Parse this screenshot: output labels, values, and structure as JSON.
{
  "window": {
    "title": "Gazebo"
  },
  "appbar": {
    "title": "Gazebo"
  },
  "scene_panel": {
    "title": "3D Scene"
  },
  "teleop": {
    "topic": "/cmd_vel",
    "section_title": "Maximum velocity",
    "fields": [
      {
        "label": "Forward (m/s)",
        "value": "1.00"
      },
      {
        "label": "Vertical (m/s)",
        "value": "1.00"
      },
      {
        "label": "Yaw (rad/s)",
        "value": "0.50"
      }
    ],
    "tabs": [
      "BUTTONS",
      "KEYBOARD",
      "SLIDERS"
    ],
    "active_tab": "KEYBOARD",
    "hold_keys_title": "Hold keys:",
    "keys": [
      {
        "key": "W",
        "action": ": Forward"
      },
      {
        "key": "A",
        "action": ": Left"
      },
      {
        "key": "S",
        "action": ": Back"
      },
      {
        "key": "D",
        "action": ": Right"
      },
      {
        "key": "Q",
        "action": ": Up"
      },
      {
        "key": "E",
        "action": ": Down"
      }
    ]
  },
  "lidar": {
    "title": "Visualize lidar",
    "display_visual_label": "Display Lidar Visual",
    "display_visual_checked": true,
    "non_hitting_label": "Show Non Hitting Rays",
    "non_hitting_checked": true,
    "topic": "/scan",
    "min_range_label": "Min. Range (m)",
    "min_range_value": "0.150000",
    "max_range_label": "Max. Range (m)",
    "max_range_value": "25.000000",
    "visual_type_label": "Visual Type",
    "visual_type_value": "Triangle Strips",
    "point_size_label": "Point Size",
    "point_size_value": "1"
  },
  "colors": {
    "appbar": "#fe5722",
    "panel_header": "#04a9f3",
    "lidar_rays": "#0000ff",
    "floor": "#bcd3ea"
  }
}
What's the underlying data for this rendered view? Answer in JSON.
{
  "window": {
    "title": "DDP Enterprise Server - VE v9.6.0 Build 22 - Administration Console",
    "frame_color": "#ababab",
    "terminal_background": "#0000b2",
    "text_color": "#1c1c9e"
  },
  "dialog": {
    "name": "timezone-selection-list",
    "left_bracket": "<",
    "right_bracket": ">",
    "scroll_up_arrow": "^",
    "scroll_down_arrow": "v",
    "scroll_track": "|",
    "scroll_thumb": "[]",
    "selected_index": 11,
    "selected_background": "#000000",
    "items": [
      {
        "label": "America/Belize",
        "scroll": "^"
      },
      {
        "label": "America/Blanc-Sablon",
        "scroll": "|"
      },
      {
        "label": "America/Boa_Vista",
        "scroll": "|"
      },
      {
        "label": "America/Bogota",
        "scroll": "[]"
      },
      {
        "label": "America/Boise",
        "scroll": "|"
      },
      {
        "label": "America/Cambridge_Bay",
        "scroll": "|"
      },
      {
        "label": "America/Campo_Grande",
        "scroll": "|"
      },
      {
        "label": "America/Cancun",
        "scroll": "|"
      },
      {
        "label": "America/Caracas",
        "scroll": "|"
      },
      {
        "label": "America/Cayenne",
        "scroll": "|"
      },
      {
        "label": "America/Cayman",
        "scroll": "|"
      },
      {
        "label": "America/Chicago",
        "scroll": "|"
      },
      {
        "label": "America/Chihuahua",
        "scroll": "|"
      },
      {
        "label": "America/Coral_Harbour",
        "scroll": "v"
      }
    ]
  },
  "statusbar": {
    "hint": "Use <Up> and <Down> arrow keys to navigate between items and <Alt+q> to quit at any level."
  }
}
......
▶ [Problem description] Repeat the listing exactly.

▶ [Result]
Parse this screenshot: output labels, values, and structure as JSON.
{
  "window": {
    "title": "Gazebo"
  },
  "appbar": {
    "title": "Gazebo"
  },
  "scene_panel": {
    "title": "3D Scene"
  },
  "teleop": {
    "topic": "/cmd_vel",
    "section_title": "Maximum velocity",
    "fields": [
      {
        "label": "Forward (m/s)",
        "value": "1.00"
      },
      {
        "label": "Vertical (m/s)",
        "value": "1.00"
      },
      {
        "label": "Yaw (rad/s)",
        "value": "0.50"
      }
    ],
    "tabs": [
      "BUTTONS",
      "KEYBOARD",
      "SLIDERS"
    ],
    "active_tab": "KEYBOARD",
    "hold_keys_title": "Hold keys:",
    "keys": [
      {
        "key": "W",
        "action": ": Forward"
      },
      {
        "key": "A",
        "action": ": Left"
      },
      {
        "key": "S",
        "action": ": Back"
      },
      {
        "key": "D",
        "action": ": Right"
      },
      {
        "key": "Q",
        "action": ": Up"
      },
      {
        "key": "E",
        "action": ": Down"
      }
    ]
  },
  "lidar": {
    "title": "Visualize lidar",
    "display_visual_label": "Display Lidar Visual",
    "display_visual_checked": true,
    "non_hitting_label": "Show Non Hitting Rays",
    "non_hitting_checked": true,
    "topic": "/scan",
    "min_range_label": "Min. Range (m)",
    "min_range_value": "0.150000",
    "max_range_label": "Max. Range (m)",
    "max_range_value": "25.000000",
    "visual_type_label": "Visual Type",
    "visual_type_value": "Triangle Strips",
    "point_size_label": "Point Size",
    "point_size_value": "1"
  },
  "colors": {
    "appbar": "#fe5722",
    "panel_header": "#04a9f3",
    "lidar_rays": "#0000ff",
    "floor": "#bcd3ea"
  }
}
What's the underlying data for this rendered view? Answer in JSON.
{
  "window": {
    "title": "DDP Enterprise Server - VE v9.6.0 Build 22 - Administration Console",
    "frame_color": "#ababab",
    "terminal_background": "#0000b2",
    "text_color": "#1c1c9e"
  },
  "dialog": {
    "name": "timezone-selection-list",
    "left_bracket": "<",
    "right_bracket": ">",
    "scroll_up_arrow": "^",
    "scroll_down_arrow": "v",
    "scroll_track": "|",
    "scroll_thumb": "[]",
    "selected_index": 11,
    "selected_background": "#000000",
    "items": [
      {
        "label": "America/Belize",
        "scroll": "^"
      },
      {
        "label": "America/Blanc-Sablon",
        "scroll": "|"
      },
      {
        "label": "America/Boa_Vista",
        "scroll": "|"
      },
      {
        "label": "America/Bogota",
        "scroll": "[]"
      },
      {
        "label": "America/Boise",
        "scroll": "|"
      },
      {
        "label": "America/Cambridge_Bay",
        "scroll": "|"
      },
      {
        "label": "America/Campo_Grande",
        "scroll": "|"
      },
      {
        "label": "America/Cancun",
        "scroll": "|"
      },
      {
        "label": "America/Caracas",
        "scroll": "|"
      },
      {
        "label": "America/Cayenne",
        "scroll": "|"
      },
      {
        "label": "America/Cayman",
        "scroll": "|"
      },
      {
        "label": "America/Chicago",
        "scroll": "|"
      },
      {
        "label": "America/Chihuahua",
        "scroll": "|"
      },
      {
        "label": "America/Coral_Harbour",
        "scroll": "v"
      }
    ]
  },
  "statusbar": {
    "hint": "Use <Up> and <Down> arrow keys to navigate between items and <Alt+q> to quit at any level."
  }
}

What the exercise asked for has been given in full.